Sunday, January 17, 2010

Come Together

So, I think I put off blogging about Haiti for some of the same reasons I put off prepping for Advent. It just seems sooo big and so beyond me that nothing I could possibly do would be good enough. But, um, hello? How AWFUL is that? As if I could do anything anyways?! All I can do is offer up my heartfelt prayer and trust right now that He is doing something with it.

I had been to Mass and certainly prayed about and for Haiti since the earthquake, but it took today's Sunday Mass to really drive the reality home for me. The readings seemed so fitting- the promise of hope. And also this time of remembering Martin Luther King and his dream of peace- it just seemed like people were really united and coming together in prayer and spirit amid the sorrow.

God definitely spoke to me through this sense of community and the readings today (also, I am taking a liturgy class this semester so I'm sure my Mass awareness is heightened of late ;) The idea and promise that places and people will no longer be called desolate as Isaiah speaks of in the first reading is SO encouraging and hopeful as we look at the wreckage on the news, and then the 2nd reading from Paul about our individual spiritual gifts being given for the good of the whole...just perfect for right now. The promise of hope and the need for one another I think are just the words we need to hear as we think about this time and Haiti.

Personally for me, the readings also spoke to me about the waiting that I've been writing and praying so much about. In today's Gospel, Jesus performs His first miracle in which the best is saved for last.
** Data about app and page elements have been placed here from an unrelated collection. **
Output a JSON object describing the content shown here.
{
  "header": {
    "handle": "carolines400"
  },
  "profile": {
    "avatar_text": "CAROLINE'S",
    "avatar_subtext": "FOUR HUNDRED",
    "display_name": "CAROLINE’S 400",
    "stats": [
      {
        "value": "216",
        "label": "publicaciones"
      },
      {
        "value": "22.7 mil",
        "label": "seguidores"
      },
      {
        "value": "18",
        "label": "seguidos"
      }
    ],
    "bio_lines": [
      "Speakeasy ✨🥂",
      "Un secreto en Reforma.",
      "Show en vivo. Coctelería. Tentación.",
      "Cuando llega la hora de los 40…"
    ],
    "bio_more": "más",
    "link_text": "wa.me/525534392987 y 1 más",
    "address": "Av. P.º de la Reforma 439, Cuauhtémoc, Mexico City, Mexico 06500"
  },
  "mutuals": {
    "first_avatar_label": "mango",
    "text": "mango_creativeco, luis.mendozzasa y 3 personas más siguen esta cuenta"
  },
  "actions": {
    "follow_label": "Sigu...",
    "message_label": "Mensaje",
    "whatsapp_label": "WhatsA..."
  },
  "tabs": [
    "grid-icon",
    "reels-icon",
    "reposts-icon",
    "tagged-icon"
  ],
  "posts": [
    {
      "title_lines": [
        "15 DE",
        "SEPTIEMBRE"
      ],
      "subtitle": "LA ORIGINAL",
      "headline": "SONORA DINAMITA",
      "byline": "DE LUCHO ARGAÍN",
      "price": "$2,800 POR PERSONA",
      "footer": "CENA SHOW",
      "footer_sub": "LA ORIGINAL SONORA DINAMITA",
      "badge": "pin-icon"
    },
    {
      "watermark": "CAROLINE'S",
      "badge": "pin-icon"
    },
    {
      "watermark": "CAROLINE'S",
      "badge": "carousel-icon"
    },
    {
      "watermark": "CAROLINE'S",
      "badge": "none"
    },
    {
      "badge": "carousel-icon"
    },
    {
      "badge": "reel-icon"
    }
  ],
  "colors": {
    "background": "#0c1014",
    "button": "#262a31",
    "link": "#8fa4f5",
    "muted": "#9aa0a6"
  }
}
Now if you think about it, how much SENSE does that make? Why not perform your first miracle at the BEGINNING for all to SEE and before they get tipsy??? Which is what I say to God on a regular basis (not the before tipsy part, but okay, it happens) but the, 'Okay, how 'bout NOW, God? Doesn't it make sense for You do to X,Y,and/or Z NOW?? But no....He saves it for LATER.

The priest emphasized this theme of "the best is yet to come" which is SUCH a message of HOPE. The best is yet to come in our lives, for people who are suffering, and for all of us in heaven. This is not the be all end all.
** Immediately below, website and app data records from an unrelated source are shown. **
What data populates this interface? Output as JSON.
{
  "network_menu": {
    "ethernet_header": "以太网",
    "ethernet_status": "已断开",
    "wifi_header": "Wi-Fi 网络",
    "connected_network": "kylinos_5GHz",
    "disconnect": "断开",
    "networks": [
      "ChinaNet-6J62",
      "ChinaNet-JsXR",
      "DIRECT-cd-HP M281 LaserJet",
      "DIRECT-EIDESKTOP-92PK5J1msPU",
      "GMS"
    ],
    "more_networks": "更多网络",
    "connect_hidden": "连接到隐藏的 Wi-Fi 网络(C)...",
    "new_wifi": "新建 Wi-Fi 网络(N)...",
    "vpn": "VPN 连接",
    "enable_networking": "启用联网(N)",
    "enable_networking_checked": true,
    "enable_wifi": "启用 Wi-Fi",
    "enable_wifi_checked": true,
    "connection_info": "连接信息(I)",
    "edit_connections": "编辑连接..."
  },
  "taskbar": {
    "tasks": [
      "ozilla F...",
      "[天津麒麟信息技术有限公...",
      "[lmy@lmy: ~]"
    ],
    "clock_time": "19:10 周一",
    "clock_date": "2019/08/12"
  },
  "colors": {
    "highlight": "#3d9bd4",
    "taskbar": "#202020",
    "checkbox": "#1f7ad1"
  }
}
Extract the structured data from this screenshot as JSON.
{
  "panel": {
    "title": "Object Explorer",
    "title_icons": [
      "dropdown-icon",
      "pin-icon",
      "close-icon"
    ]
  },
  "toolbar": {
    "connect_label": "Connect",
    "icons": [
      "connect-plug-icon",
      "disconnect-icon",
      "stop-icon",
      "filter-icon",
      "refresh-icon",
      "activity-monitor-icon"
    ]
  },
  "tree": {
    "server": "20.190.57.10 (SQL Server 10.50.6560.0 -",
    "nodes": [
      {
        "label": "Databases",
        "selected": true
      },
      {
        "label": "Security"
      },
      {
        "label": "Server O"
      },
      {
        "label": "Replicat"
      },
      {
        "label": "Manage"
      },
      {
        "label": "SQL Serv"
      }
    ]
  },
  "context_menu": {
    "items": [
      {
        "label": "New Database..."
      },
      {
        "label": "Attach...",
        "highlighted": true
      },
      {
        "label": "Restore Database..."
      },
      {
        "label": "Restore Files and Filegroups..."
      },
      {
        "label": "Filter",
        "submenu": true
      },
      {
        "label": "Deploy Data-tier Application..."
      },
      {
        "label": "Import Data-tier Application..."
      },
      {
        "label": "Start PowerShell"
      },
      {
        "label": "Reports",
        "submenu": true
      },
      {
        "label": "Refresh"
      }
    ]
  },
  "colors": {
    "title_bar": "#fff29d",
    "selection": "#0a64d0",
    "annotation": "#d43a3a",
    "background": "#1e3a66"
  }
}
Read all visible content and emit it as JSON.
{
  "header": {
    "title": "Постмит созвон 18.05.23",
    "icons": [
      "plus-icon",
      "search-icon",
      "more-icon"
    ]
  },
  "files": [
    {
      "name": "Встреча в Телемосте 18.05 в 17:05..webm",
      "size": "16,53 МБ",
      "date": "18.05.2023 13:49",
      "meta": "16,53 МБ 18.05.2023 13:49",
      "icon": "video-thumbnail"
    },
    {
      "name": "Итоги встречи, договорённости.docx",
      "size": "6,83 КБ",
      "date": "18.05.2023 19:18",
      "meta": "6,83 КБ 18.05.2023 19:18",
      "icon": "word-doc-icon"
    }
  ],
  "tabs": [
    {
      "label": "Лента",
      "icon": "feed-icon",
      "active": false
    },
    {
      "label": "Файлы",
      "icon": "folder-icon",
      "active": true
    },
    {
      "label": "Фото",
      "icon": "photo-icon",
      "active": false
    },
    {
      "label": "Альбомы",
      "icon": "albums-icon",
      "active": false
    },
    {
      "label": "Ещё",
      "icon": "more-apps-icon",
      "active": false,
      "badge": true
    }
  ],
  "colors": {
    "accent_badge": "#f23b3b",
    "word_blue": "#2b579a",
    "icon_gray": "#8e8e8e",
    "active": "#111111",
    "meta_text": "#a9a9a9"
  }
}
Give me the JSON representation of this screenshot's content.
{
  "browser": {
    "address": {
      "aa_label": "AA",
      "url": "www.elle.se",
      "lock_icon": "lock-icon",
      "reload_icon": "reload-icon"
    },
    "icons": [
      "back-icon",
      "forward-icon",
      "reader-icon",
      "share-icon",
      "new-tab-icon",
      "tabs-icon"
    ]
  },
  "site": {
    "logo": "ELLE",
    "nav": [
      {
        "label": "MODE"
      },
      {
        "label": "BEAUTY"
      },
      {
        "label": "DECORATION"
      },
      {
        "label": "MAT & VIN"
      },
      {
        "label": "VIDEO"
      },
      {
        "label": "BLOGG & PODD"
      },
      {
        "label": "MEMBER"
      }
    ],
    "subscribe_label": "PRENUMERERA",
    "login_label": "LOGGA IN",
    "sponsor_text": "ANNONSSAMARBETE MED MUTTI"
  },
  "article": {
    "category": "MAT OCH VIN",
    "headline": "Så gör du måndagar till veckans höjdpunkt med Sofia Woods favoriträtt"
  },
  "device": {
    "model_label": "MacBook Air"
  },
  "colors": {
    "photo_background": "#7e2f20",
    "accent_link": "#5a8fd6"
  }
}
So definitely a message I needed to hear as I still struggle with the goings on (or lack thereof) in my life, and also particularly as we pray for those despairing in Haiti and those who have suffered for peace and justice in the past, as those who particiapte in civil rights.
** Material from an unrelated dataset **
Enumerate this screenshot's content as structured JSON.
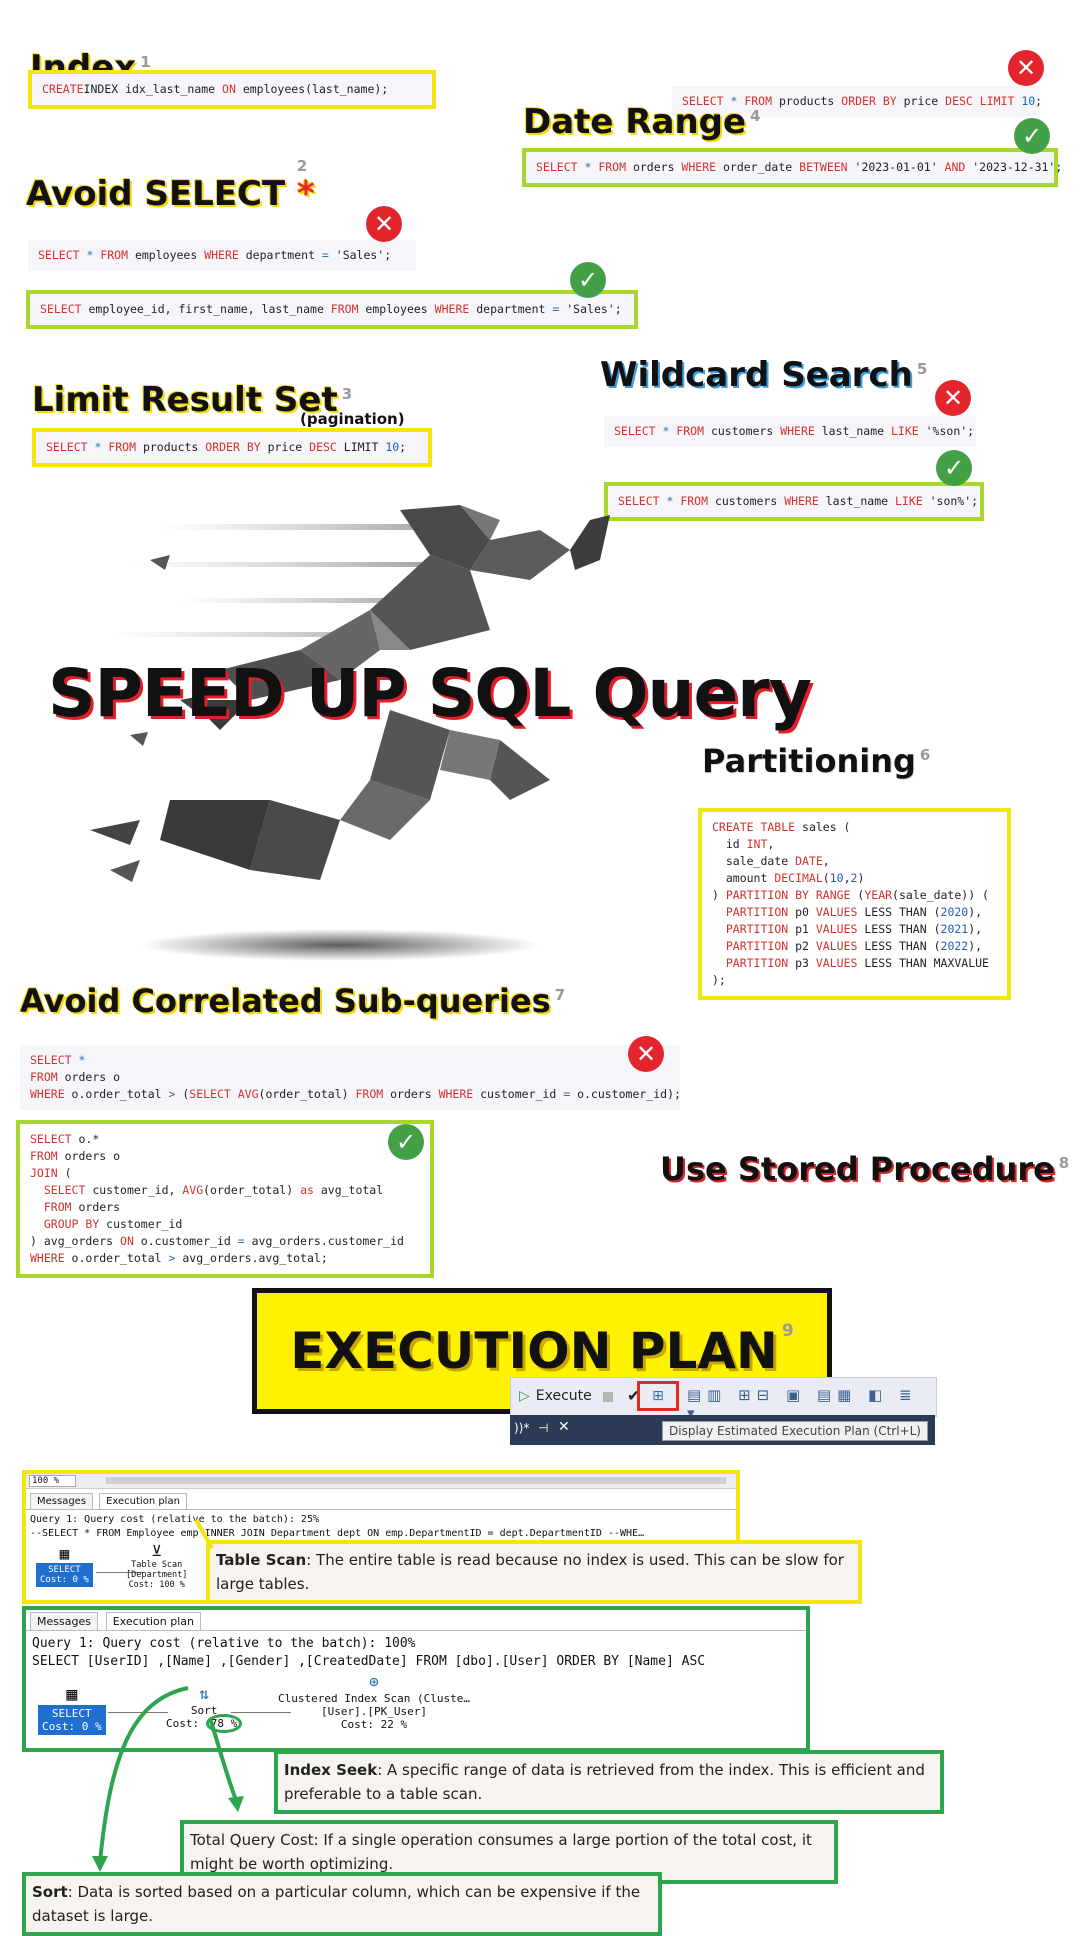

At Mass, we sang the usual "Gather" songs, that I as a music minister, just roll my eyes at every week. You know the ones. The 'City of God''s or the 'Gather Us In's'. And I've probably just offended someone right now, but I doubt David Haas reads this blog (yet). But you know, songs that you have heard week after week, year after year, and they have become void of most meaning. I'm looking at you, "Here I am, Lord"

But today singing "Blest Are They" and "Make Me A Channel of Your Peace" seemed appropriate and did not trigger my normal eye rolling. The Beatitudes- which are the heart of the aforementioned song- definitely seemed to be a match for the current situation in Haiti. The Beatitudes are so puzzling- blessed are those who suffer. What? Blessed are those who thirst. Huh? It doesn't make sense! And surely neither does the chaos of natural disaster and mass suffering. But rather than despair, we can look at the mystery and message of the Beatitudes and trust that one day we will be consoled. The wine of Christ's miracles is possible- it is just being saved for the right moment.

And so, I am united, I'm sure with all of you in praying for those deeply affected by disaster in Haiti and the hope for humanity to come as we unite and look to Christ.